Tourette’s Syndrome

analysis, biochemistry, biologist

Recently, I watched the movie “Front of the Class,” a story about a man with Tourette’s syndrome who learns to appreciate his tics as a reason for his success. Throughout the movie, the audience sees the man where he is in the present time, striving to become a teacher and spread awareness of Tourette’s, as well as his childhood.  As a child, the boy struggled with feeling outcast and misunderstood due to his tics. He was viewed as disruptive by his teachers due to his uncontrollable sounds, and as a joke by his fellow classmates. Even his own father could not accept his son’s condition until it was formally diagnosed.  When he grew up, the man hoped to become a teacher to instill the importance of uniqueness and acceptance in his students. However, with these goals came obstacles as he went from one interview to the next without any success. …

Tourette’s Syndrome Read More »

Parts of the Brain

anatomy of brain

To understand our behaviors, thoughts, and actions it is crucial we recognize the functions of the different parts of the brain. Depending on the type of sensations being perceived and the section of the brain being actively, we will respond to stimuli differently. Below are some of the most important parts of the brain to know. Firstly, there is the old brain, whose parts occur without conscious effort. This includes the brainstem, which is the oldest part and central core of the brain. The brainstem is responsible for automatic survival functions, and at its base is the medulla, which allows for heartbeat and breathing. Above the medulla, is the pons, which helps coordinate movements.  At the top of the brainstem is the thalamus, which acts as the brain’s sensory switchboard by directing messages to the sensory receiving areas in the cortex and transmitting replies to the cerebellum and medulla. To …

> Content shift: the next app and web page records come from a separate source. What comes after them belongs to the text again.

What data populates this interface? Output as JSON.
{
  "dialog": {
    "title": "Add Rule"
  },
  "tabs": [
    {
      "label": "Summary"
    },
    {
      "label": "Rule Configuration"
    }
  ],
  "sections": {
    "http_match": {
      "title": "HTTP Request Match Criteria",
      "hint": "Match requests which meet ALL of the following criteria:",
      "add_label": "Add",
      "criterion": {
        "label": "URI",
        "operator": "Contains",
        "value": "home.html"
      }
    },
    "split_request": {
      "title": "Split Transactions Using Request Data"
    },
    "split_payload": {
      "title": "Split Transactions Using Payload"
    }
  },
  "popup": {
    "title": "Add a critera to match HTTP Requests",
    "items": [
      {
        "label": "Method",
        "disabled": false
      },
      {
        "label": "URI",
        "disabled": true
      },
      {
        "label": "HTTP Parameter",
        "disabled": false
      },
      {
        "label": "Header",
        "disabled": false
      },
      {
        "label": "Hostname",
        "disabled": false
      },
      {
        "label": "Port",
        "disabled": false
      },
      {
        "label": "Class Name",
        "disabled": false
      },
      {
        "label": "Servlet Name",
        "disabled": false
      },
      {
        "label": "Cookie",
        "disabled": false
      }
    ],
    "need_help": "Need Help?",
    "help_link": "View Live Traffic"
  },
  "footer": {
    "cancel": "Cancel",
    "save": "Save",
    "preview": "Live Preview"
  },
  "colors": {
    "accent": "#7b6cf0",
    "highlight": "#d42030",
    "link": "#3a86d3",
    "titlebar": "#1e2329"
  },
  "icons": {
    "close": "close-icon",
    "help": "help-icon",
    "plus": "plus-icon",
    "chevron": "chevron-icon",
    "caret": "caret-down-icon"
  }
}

Parts of the Brain Read More »

Motivation

light bulb, lightbulb, light

What is Motivation? Motivation refers to a need or desire that energizes a direct behavior.   Motivated behaviors are caused by a combination of nature and nurture. There are four perspectives to explain motivated behavior  Instinct theory  Drive-reduction theory  Arousal theory  Hierarchy of needs “Growth needs do not stem from a lack of something, but rather from a desire to grow as a person. Once these growth needs have been reasonably satisfied, one may be able to reach the highest level called self-actualization” (McLeod, 2020)  What is evolutionary psychology?  Charles Darwin’s evolutionary theory popularized the use of “instinct” to name behaviors, rather than explain them.  “According to evolutionary psychology, individuals are motivated to engage in behaviors that maximize their genetic fitness” (Lumen, 2021). An instinct is a complex behavior that is unlearned and rigidly patterned throughout a species.  Although instinct theory failed to explain human behavior it opened the door for …

Motivation Read More »

Socially Aversive Traits Over Time

drama, comedy and tragedy, theater

Although people’s overall temperament remains constant throughout life, people become less socially aversive as they age. According to the article, “People Seem to Become Less Socially Aversive with Age,” over time, dark personality traits, which causes individuals to put themselves over others, lessen. To prove this claim, researchers followed around 500 German adults, between the ages of 18 and 65 years, over a four year period. To assess their aversive traits, such as egoism, moral disengagement, narcissism, psychopathy, sadism, self interest, and machiavellianism, participants filled out personality questionnaires. Using their responses, researchers found evidence that, apart from psychological entitlement and sadism, people’s level of socially aversive traits decreased through the four year period. At the same time, these findings show that knowing how a person’s level in the dark core of personality develops helps predict how that person’s level in socially aversive traits develop. Thus, there is an underlying Dark …

Socially Aversive Traits Over Time Read More »

Scroll to Top